• _Extracted information_
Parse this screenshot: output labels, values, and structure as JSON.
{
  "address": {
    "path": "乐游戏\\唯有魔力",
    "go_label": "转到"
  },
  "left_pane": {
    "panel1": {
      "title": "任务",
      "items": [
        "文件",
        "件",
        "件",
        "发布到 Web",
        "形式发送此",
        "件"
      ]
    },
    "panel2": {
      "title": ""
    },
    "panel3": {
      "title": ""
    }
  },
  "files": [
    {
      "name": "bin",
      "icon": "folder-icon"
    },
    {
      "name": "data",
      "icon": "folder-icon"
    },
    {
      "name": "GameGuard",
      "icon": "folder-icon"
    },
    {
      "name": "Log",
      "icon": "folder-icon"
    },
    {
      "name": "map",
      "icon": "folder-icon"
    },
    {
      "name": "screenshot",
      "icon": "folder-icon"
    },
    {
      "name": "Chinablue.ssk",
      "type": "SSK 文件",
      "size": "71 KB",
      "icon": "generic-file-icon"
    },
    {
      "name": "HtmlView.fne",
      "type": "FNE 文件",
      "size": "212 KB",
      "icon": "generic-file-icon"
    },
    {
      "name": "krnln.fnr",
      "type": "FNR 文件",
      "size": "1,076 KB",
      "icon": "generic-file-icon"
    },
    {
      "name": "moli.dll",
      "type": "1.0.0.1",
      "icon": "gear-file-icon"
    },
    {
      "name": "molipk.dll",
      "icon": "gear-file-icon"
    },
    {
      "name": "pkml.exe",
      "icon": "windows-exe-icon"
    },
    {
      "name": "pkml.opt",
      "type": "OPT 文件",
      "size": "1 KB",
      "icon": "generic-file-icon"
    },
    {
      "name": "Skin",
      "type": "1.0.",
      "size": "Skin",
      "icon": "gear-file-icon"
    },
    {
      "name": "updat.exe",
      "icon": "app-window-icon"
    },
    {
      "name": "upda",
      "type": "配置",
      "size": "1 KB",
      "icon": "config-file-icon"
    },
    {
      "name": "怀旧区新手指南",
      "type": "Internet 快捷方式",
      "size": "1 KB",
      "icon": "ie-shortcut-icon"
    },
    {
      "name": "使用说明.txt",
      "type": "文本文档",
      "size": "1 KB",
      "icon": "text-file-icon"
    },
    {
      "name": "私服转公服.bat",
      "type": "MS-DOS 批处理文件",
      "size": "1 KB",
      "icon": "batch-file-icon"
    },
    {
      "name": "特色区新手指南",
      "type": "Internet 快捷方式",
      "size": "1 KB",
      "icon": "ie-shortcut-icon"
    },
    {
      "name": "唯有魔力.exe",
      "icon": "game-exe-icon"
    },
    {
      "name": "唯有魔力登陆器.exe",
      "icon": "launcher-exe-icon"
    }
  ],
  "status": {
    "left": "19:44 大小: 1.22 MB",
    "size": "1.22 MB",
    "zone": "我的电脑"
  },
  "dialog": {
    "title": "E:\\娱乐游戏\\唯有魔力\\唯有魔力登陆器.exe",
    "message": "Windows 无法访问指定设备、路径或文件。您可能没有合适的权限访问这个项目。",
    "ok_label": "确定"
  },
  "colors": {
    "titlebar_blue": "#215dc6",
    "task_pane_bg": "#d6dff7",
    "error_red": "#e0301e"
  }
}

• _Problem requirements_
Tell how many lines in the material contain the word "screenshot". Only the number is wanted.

• _Solution for this problem_
2